Regarding the decision to undergo a LEED overhaul, Chris Wong, property manager for the building, says, “The Swig Company purchased the building in 1954, so the Mills Building has a lot of history for the family. We’ve always recognized the importance of keeping the building up to date with various sustainability initiatives.”
In 1974, the Mills Building was added to the National Register of Historic Places, so it is not only a high-profile building in the Bay Area architectural landscape but also the oldest in Swig’s portfolio. An in-depth energy consultation performed by Leading Edge Consulting helped inform the overhaul, which led to a building-wide adaptation of an energy-management system, allowing for the building managers to better moderate usage and expenditure. “This system, which has especially altered the lighting in the building, is really helpful because it began to give us a way of quantifying our savings,” Wong says.
Aided by the energy-management system, which is used partly to respond to strict demand-response requests, lighting in the corridors and public areas is managed by the system, and high-intensity lighting is being replaced with low-energy LED options. The LEED overhaul also created daylight-harvesting opportunities in the elevator lobbies. Lighting automation features are included in the building’s 220 tenant spaces, which range from 200 to 42,000 square feet. “We’ve seen a significant drop in our electric costs with the changes in these lighting systems,” Wong says. “We’ve also slowed down the speed of our elevator cabs. We have 12 passenger cabs, and we’ve seen a lot of energy savings here with no decrease in tenant satisfaction for elevator speed.”
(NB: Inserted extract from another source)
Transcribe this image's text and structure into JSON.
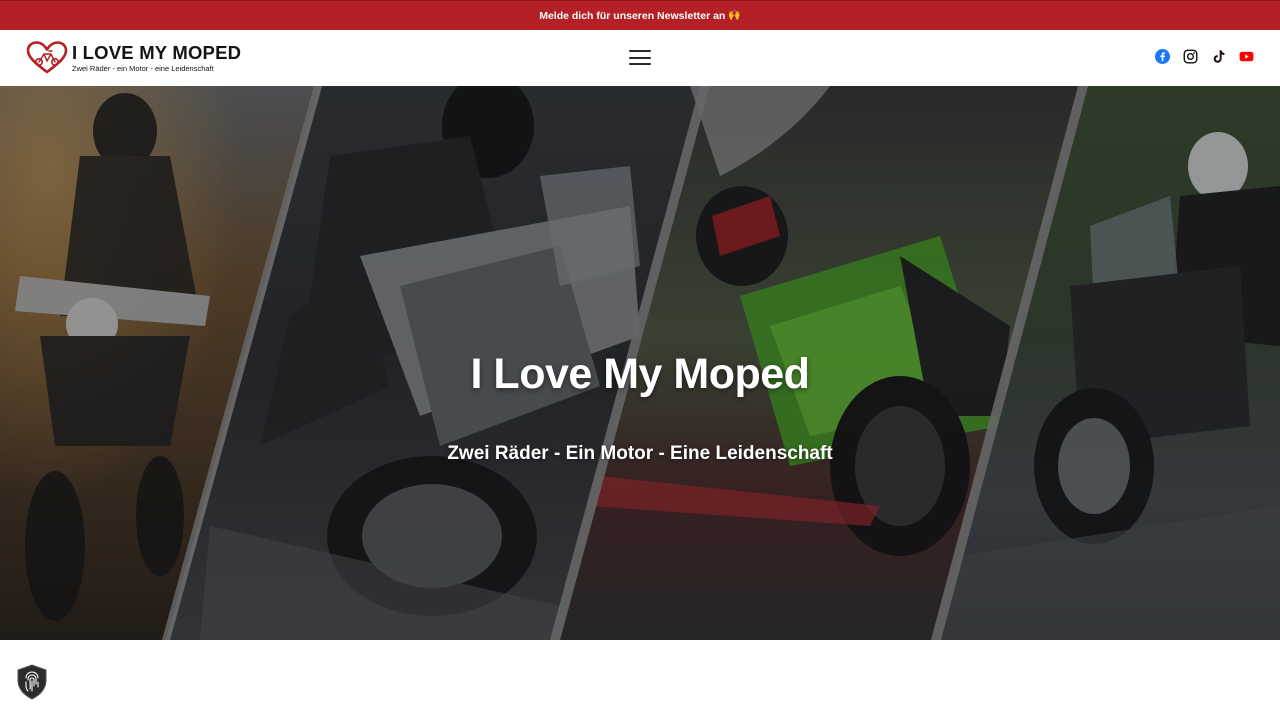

The building also includes temperature moderators for its steam fittings, where it gathers its heat and then reduces stress on the boilers by allowing for better temperature moderation.
With a designation of LEED Gold, the Mills Building is the third LEED-certified building in Swig’s portfolio. The Kaiser Center Building, in Oakland, California, and the 180 Montgomery Building, across the street from the Mills Building, also have LEED Gold certifications, but the Mills Building is the company’s only historical building to have it. As Wong says, “The overhaul has given us a great way to bring the old architecture into the new world.”